And there, swinging gently on its anchor, was the Lewis R. French. She had come in during the late evening, when I was already snoring in my berth.
Built in 1871, she is the oldest known two-masted schooner in the United States, and the only known surviving Maine-built schooner. She has a relationship with the American Eagle, having been restored by Captain John Foss in the early 1970s.
It is ironic that so many of the contemporary Maine windjammers are from ‘away.’ In the 19th century Maine led the nation in the number of schooners and sloops engaged in the coasting trade. In 1876, the Owl’s Head Light keeper reported that 16,000 schooners passed the westerly approach to Penobscot Bay. Many boats used elsewhere were built here.
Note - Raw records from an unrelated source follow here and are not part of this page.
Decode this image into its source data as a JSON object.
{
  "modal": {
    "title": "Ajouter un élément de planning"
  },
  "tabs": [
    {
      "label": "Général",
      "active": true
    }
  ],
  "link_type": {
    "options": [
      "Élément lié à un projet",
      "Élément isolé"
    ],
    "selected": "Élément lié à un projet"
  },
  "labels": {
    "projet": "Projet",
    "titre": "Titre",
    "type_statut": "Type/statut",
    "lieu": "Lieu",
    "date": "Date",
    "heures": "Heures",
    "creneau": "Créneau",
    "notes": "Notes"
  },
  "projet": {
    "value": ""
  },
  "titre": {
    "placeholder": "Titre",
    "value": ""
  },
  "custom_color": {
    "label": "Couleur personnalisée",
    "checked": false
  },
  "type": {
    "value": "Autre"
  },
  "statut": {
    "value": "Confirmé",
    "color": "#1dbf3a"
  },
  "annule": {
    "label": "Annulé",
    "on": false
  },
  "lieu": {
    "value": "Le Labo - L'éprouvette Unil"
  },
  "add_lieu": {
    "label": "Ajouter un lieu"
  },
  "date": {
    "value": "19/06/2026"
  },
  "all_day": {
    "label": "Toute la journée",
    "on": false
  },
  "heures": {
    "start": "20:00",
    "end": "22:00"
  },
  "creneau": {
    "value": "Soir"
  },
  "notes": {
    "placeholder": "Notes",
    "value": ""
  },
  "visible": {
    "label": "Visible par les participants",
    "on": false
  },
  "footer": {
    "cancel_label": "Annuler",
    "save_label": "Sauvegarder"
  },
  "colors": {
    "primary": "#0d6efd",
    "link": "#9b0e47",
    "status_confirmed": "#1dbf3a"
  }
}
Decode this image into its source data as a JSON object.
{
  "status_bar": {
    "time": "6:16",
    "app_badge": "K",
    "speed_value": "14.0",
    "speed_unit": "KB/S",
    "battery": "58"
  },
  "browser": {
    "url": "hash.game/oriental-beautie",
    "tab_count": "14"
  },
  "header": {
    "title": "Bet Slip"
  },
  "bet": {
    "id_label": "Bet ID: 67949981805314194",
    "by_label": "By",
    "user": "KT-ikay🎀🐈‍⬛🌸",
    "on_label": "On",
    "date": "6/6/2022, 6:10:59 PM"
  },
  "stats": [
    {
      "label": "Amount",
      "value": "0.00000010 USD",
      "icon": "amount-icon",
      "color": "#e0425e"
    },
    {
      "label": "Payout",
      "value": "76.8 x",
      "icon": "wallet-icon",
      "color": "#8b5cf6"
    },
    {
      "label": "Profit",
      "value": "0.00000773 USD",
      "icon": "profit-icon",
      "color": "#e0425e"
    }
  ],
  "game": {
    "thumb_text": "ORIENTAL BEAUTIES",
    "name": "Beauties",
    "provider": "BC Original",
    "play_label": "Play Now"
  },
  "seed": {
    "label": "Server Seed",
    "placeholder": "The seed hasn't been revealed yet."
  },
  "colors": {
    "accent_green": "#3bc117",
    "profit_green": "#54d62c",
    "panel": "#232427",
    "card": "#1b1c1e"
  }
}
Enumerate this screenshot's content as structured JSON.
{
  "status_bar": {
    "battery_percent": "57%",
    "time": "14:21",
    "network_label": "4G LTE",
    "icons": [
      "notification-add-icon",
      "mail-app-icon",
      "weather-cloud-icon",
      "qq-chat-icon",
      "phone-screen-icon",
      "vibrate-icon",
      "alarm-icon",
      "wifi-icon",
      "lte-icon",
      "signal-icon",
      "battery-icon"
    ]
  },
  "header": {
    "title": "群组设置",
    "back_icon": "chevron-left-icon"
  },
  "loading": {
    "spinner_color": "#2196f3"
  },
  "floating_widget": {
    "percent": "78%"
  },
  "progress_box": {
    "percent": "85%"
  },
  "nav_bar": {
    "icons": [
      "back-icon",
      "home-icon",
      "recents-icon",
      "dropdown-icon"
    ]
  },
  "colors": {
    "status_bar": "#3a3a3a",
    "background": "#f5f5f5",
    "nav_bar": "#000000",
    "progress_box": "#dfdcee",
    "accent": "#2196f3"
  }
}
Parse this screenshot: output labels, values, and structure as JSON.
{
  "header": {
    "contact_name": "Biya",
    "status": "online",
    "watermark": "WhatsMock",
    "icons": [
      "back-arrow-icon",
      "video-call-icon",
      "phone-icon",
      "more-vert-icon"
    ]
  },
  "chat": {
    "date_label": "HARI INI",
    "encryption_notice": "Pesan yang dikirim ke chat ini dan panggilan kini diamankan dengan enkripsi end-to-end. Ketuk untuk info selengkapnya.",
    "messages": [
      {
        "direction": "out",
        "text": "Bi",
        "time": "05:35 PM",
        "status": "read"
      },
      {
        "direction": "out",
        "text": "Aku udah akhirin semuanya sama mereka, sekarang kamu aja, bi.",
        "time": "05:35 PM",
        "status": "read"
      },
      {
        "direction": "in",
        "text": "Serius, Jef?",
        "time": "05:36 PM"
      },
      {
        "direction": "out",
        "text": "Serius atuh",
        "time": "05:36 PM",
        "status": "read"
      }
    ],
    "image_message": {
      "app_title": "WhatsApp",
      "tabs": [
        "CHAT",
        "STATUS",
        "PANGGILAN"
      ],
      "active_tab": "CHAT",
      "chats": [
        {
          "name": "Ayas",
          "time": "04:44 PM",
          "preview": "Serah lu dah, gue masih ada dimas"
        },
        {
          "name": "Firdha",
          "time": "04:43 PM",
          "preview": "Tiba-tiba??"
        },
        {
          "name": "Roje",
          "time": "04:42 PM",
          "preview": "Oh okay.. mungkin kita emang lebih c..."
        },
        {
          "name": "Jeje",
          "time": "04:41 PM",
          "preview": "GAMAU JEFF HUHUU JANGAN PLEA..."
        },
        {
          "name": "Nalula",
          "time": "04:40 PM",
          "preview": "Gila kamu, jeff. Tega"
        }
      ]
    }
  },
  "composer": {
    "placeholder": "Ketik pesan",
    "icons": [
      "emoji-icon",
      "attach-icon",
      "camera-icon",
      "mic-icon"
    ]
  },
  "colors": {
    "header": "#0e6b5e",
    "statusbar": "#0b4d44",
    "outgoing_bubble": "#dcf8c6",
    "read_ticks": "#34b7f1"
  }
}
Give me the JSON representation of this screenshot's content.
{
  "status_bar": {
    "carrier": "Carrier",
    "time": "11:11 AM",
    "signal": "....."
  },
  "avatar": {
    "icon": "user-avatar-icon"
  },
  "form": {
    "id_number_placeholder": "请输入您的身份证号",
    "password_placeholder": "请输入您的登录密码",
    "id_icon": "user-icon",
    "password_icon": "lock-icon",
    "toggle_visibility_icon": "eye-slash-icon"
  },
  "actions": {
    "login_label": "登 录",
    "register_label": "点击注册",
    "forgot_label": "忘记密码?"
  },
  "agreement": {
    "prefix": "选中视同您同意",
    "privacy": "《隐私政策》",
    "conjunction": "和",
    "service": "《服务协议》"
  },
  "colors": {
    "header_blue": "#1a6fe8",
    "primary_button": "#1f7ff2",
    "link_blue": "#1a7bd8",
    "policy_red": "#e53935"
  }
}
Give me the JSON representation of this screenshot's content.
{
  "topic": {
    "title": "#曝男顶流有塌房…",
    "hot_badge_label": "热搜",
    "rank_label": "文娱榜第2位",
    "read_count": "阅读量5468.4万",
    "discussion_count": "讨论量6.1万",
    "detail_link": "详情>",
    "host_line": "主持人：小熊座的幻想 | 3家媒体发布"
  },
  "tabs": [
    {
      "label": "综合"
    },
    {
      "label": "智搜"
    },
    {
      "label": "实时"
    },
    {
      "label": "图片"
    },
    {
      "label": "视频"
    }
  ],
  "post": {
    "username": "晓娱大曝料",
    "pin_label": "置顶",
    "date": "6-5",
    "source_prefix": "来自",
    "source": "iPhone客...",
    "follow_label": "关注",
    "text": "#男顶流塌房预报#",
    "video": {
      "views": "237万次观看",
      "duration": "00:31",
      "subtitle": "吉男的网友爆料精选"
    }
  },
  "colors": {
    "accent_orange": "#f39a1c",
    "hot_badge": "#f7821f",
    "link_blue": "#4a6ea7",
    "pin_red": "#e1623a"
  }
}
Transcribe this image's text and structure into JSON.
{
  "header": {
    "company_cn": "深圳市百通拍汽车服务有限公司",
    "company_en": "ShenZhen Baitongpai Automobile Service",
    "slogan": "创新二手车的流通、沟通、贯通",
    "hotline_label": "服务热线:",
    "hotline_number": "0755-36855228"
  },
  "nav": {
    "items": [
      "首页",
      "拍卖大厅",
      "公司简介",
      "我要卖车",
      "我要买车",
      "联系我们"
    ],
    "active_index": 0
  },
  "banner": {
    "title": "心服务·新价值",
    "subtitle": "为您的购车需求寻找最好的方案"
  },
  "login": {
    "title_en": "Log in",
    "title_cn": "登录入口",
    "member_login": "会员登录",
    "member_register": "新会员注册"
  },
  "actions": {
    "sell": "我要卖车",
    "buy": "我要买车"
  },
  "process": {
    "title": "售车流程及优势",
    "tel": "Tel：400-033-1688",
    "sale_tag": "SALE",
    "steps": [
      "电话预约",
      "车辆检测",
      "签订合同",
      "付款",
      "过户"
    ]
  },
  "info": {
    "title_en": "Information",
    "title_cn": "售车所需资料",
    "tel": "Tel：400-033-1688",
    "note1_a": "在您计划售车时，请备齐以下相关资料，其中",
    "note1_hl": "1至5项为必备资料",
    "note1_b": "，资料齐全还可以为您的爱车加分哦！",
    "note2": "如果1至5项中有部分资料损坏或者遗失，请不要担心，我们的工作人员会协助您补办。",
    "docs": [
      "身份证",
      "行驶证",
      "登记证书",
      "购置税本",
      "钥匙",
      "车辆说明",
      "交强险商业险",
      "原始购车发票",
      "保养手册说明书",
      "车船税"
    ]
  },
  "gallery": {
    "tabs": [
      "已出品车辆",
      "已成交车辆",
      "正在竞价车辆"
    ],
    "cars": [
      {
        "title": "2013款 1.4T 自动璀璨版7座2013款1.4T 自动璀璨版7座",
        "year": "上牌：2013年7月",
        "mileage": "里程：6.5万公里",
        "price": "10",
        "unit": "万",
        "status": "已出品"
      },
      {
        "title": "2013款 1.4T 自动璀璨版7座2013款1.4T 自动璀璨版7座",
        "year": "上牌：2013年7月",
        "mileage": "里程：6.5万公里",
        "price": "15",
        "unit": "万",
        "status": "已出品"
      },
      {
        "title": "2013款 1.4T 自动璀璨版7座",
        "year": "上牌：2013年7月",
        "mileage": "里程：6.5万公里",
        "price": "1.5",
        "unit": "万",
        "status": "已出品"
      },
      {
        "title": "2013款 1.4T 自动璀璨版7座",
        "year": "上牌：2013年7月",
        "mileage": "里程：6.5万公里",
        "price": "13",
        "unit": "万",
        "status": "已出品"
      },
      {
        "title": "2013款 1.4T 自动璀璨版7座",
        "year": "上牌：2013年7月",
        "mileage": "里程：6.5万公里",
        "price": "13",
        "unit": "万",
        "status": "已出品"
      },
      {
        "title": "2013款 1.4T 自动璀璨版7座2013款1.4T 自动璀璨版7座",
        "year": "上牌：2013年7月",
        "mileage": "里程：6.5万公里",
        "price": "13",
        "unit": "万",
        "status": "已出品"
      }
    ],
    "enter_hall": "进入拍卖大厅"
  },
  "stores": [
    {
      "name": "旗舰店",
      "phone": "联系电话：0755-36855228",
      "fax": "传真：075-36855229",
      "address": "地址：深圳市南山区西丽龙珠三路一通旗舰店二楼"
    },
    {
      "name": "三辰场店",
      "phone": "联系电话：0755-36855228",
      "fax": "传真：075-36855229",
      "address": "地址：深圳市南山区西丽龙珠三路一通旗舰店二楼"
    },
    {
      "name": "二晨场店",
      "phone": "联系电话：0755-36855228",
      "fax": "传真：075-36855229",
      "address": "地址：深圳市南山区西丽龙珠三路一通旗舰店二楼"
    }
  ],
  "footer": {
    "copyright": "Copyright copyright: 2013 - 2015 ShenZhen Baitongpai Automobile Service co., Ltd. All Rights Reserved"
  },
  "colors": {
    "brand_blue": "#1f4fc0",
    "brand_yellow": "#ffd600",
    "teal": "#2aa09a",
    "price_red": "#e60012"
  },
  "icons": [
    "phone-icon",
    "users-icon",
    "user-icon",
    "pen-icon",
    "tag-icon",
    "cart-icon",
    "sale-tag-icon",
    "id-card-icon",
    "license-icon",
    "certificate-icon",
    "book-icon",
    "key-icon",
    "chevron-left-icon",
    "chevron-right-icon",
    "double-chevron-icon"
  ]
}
The lupines, lit by the early morning sunlight, were already drafted on my canvas. I knew I could finish this painting comfortably before we left. However, the Lewis R. French shimmered in the early morning light, reflected on the absolutely smooth water. I could paint her in my studio, but it would never be fully adequate. Photographs lie about color and presence. Still, the best I could do with her in the time I had was to make color notes to use later.
No contest: the boat always wins. I was still laying down paint as we left Pulpit Harbor.
From Pulpit Harbor, we ran along a ledge. There I put into play my earlier idea that I could draw in the shapes of an island fast and then fill in the details from another island. There, too, I noticed that the sun was making color vectors on the waves. These lines of intense blues and teals danced amid the more-ubiquitous silvery tones. I started my painting by overstating these. I’m glad I did, for they shifted constantly as our angle to the light changed.
We were home far too soon. It’s a pity that I wasn’t born in the early 19th century, when I could have joined a South American expedition as their illustrator/cartographer and painted and drawn forever from the deck of a boat.
The four days I spent painting from the deck of the American Eagle presented far different challenges from even the most rigorous backwoods plein air painting I’ve done. Would I do it again? In a nanosecond. There’s a discipline there, waiting to be developed. I’ve barely scratched the surface.
(The American Eagle, the Isaac H. Evans, the Heritage and other Rockland and Camden schooners are featured in Below the Waterline: Seven Weeks in the Shipyard, at Camden Falls Gallery this month.)